British patients who need an early abortion now consult with a provider by telephone or video link and the medication abortion pills are then delivered to the patient’s home. This is a safe, sensible way to protect pregnant women and their doctors during an epidemic. British leaders and medical experts are to be commended for recognizing that abortion is an essential health care service that can be provided safely within the constraints of physical distancing and stay-at-home orders.
In contrast, the United States Food and Drug Administration has been notably silent, despite calls for action from dozens of reproductive health, women’s and medical organizations; thousands of consumers; and 21 attorneys general. Every day the FDA does not act, people who need abortions and the clinicians who care for them are needlessly risking their health and lives by increasing the risk of exposure to COVID-19.
This is not insignificant. Hundreds of thousands of women will need an abortion over the next several months. That need doesn’t disappear during an epidemic. As the American College of Obstetricians and Gynecologists and other leading medical societies recently stated, “abortion is an essential component of comprehensive health care.”
Access to abortion underpins the ability of women to manage their lives, and in many cases to care for the children they already have. Abortion is also a time-sensitive procedure. Unlike screening mammograms and Pap smears, women cannot wait until the epidemic is over to get the abortion care they need.
How did we get into this situation, where prescription medications must be picked up in a clinic or doctor’s office before being taken at home?

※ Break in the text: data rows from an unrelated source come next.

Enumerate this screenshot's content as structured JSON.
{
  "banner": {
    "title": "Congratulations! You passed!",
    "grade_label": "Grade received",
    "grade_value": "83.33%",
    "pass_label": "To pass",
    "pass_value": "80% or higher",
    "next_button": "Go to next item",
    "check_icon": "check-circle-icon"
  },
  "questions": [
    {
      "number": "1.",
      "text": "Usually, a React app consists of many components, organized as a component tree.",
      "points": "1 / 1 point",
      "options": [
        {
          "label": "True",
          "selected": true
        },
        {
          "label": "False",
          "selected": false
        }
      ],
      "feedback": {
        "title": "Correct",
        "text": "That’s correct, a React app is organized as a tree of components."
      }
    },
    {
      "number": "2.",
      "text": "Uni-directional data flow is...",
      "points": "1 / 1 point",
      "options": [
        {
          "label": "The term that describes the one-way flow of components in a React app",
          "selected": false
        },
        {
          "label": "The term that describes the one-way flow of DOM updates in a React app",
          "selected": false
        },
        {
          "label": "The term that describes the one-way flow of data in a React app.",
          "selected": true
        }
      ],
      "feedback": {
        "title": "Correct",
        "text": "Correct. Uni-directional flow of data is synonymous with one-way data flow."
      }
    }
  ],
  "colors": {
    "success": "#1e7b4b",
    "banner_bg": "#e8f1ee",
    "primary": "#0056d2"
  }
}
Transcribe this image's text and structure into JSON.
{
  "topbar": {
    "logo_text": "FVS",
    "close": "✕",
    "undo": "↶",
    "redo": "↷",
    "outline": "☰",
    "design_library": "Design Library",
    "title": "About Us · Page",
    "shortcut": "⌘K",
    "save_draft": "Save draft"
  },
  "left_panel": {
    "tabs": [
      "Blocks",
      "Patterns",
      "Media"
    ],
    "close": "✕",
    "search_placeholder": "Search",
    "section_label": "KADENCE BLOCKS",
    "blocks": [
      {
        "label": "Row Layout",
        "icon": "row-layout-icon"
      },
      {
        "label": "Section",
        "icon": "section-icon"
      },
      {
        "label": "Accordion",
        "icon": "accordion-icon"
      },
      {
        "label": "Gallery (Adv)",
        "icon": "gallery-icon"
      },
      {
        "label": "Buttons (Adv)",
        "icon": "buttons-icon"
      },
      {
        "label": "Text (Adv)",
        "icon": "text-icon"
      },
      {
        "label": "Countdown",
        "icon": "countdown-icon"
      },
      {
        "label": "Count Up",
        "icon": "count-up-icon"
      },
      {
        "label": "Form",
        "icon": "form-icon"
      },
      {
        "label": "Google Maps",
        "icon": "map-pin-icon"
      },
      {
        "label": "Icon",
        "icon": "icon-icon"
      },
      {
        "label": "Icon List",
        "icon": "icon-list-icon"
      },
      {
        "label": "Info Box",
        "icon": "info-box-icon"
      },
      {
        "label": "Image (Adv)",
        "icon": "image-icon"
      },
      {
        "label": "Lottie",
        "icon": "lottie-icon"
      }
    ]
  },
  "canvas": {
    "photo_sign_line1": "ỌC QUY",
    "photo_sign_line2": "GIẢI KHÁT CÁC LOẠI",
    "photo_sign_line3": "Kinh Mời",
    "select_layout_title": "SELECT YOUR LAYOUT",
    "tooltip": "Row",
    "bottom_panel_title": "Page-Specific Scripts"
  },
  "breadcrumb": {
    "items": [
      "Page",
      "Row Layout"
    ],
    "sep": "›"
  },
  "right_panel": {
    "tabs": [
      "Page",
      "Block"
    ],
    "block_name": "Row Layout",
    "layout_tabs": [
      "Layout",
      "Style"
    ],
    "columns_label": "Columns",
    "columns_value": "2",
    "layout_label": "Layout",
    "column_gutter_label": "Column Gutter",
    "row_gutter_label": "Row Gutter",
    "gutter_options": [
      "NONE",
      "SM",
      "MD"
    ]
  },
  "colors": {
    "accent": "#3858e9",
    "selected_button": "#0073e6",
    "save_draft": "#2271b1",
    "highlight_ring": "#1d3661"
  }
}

The FDA established Risk Evaluation and Mitigating Strategy (REMS) restrictions on medication abortion that forbid retail pharmacies from stocking mifepristone — one of two FDA-approved medications used in tandem to end a pregnancy — and require that it be dispensed only by certified practitioners in “clinics, medical offices and hospitals.”
These restrictions are unnecessary and delay timely access to medication abortion in the best of times. Now, when some governors are trying to use the epidemic as an excuse to ban abortion by ruling it “non-essential,” women in those states may have to travel hundreds of miles during a pandemic to be seen in-person at a clinic, even though they are allowed to swallow the pills at home. We believe the FDA should allow pregnant people to get the pill where they take the pill – at home, and not require them to make an unnecessary and risky visit to a clinic.
The FDA has a clear legal authority to end these restrictions on medication abortion. In fact, the FDA has already relaxed REMS restrictions on other, more dangerous, drugs such as Turalio and clozapine. The FDA took that step on March 22. And yet, the FDA has let over four weeks go by without taking any action on medication abortion.
Why is the FDA not doing what needs to be done and instead of leaving restrictions on medication abortion in place? As long-time advocates for women’s health who have personal experience with the FDA’s handling of reproductive health technologies, we suspect that it is a combination of self-censorship and outside political pressure. One of us (SW) was Assistant Commissioner for Women’s Health at the FDA when the Bush administration ignored the recommendations of scientists and stopped the agency from approving emergency contraception pills (Plan B) for over-the-counter use in 2005. One of us (CP) observed first-hand the impact the FDA’s fear of the anti-abortion movement had on its decision-making process for the initial approval of medication abortion drugs.
It took a lawsuit and ten years of work for FDA to do the right thing and simply approve emergency contraception pills for over the counter use with no age restrictions. But we don’t have time for lawsuits and long advocacy campaigns during an epidemic.
The physicians and scientists at FDA know what they should do, and FDA leadership must step up in the face of COVID-19. FDA protected the health of other types of patients by allowing telemedicine and relaxing REMS restrictions over a month ago. The U.K. protected the health of patients using early medication abortion weeks ago. The FDA must lift its restrictions and protect medication abortion patients in the United States now. Every day makes a difference.
Susan F. Wood is a former FDA assistant commissioner for Women’s Health and a professor of health policy and management at George Washington University; she currently teaches online from the UK. Cynthia A. Pearson is the executive director of the National Women’s Health Network.